Task instructions -> Nothing but the data below, returned exactly, should appear in the answer.

Collected data
--

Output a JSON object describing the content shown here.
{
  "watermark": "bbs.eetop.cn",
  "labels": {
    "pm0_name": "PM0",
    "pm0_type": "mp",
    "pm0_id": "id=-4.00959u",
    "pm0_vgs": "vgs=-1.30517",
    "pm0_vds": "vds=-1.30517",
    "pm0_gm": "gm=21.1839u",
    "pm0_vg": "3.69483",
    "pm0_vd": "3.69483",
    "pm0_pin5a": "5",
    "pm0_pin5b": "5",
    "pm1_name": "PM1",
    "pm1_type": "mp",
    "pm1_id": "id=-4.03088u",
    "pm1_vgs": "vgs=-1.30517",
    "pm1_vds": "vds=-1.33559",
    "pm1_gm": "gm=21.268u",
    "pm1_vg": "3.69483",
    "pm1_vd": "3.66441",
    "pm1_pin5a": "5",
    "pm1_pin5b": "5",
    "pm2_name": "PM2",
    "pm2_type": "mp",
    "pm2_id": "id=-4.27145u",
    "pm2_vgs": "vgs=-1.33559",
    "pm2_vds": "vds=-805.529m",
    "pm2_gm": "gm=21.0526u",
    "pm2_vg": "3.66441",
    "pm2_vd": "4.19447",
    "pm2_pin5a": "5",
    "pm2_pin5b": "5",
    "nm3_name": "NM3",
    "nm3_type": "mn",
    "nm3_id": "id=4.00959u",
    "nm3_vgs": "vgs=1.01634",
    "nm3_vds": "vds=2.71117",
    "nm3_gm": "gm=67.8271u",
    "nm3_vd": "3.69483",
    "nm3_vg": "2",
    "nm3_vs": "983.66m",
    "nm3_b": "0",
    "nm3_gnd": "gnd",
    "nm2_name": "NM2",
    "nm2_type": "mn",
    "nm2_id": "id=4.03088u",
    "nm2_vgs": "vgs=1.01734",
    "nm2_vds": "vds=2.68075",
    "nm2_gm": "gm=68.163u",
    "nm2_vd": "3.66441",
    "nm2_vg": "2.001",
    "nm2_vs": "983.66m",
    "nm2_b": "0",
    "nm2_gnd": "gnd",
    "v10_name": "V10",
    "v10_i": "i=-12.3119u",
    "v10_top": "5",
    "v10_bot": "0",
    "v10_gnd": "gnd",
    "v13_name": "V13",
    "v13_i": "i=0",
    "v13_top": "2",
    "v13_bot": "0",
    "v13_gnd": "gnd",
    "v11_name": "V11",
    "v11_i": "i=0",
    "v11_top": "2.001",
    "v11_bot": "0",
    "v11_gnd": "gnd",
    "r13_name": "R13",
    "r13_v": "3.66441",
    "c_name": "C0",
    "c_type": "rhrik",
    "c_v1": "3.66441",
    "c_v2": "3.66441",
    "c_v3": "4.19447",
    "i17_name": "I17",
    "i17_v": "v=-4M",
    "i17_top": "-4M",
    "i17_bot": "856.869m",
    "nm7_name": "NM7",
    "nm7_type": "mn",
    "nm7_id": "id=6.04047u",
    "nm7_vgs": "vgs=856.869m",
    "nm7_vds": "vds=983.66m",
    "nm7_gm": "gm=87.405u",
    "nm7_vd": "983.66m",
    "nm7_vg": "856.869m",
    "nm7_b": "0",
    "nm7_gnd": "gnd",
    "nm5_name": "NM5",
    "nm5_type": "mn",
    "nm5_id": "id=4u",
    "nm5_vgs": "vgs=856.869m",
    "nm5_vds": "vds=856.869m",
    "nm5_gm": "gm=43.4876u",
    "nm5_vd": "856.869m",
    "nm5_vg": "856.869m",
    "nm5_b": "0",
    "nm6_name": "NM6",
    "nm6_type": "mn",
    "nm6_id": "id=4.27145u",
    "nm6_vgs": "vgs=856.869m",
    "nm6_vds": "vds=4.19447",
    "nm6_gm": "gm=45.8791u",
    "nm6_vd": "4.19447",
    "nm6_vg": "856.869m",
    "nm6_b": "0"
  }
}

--

Answer space ->
Output a JSON object describing the content shown here.
{
  "watermark": "bbs.eetop.cn",
  "labels": {
    "pm0_name": "PM0",
    "pm0_type": "mp",
    "pm0_id": "id=-4.00959u",
    "pm0_vgs": "vgs=-1.30517",
    "pm0_vds": "vds=-1.30517",
    "pm0_gm": "gm=21.1839u",
    "pm0_vg": "3.69483",
    "pm0_vd": "3.69483",
    "pm0_pin5a": "5",
    "pm0_pin5b": "5",
    "pm1_name": "PM1",
    "pm1_type": "mp",
    "pm1_id": "id=-4.03088u",
    "pm1_vgs": "vgs=-1.30517",
    "pm1_vds": "vds=-1.33559",
    "pm1_gm": "gm=21.268u",
    "pm1_vg": "3.69483",
    "pm1_vd": "3.66441",
    "pm1_pin5a": "5",
    "pm1_pin5b": "5",
    "pm2_name": "PM2",
    "pm2_type": "mp",
    "pm2_id": "id=-4.27145u",
    "pm2_vgs": "vgs=-1.33559",
    "pm2_vds": "vds=-805.529m",
    "pm2_gm": "gm=21.0526u",
    "pm2_vg": "3.66441",
    "pm2_vd": "4.19447",
    "pm2_pin5a": "5",
    "pm2_pin5b": "5",
    "nm3_name": "NM3",
    "nm3_type": "mn",
    "nm3_id": "id=4.00959u",
    "nm3_vgs": "vgs=1.01634",
    "nm3_vds": "vds=2.71117",
    "nm3_gm": "gm=67.8271u",
    "nm3_vd": "3.69483",
    "nm3_vg": "2",
    "nm3_vs": "983.66m",
    "nm3_b": "0",
    "nm3_gnd": "gnd",
    "nm2_name": "NM2",
    "nm2_type": "mn",
    "nm2_id": "id=4.03088u",
    "nm2_vgs": "vgs=1.01734",
    "nm2_vds": "vds=2.68075",
    "nm2_gm": "gm=68.163u",
    "nm2_vd": "3.66441",
    "nm2_vg": "2.001",
    "nm2_vs": "983.66m",
    "nm2_b": "0",
    "nm2_gnd": "gnd",
    "v10_name": "V10",
    "v10_i": "i=-12.3119u",
    "v10_top": "5",
    "v10_bot": "0",
    "v10_gnd": "gnd",
    "v13_name": "V13",
    "v13_i": "i=0",
    "v13_top": "2",
    "v13_bot": "0",
    "v13_gnd": "gnd",
    "v11_name": "V11",
    "v11_i": "i=0",
    "v11_top": "2.001",
    "v11_bot": "0",
    "v11_gnd": "gnd",
    "r13_name": "R13",
    "r13_v": "3.66441",
    "c_name": "C0",
    "c_type": "rhrik",
    "c_v1": "3.66441",
    "c_v2": "3.66441",
    "c_v3": "4.19447",
    "i17_name": "I17",
    "i17_v": "v=-4M",
    "i17_top": "-4M",
    "i17_bot": "856.869m",
    "nm7_name": "NM7",
    "nm7_type": "mn",
    "nm7_id": "id=6.04047u",
    "nm7_vgs": "vgs=856.869m",
    "nm7_vds": "vds=983.66m",
    "nm7_gm": "gm=87.405u",
    "nm7_vd": "983.66m",
    "nm7_vg": "856.869m",
    "nm7_b": "0",
    "nm7_gnd": "gnd",
    "nm5_name": "NM5",
    "nm5_type": "mn",
    "nm5_id": "id=4u",
    "nm5_vgs": "vgs=856.869m",
    "nm5_vds": "vds=856.869m",
    "nm5_gm": "gm=43.4876u",
    "nm5_vd": "856.869m",
    "nm5_vg": "856.869m",
    "nm5_b": "0",
    "nm6_name": "NM6",
    "nm6_type": "mn",
    "nm6_id": "id=4.27145u",
    "nm6_vgs": "vgs=856.869m",
    "nm6_vds": "vds=4.19447",
    "nm6_gm": "gm=45.8791u",
    "nm6_vd": "4.19447",
    "nm6_vg": "856.869m",
    "nm6_b": "0"
  }
}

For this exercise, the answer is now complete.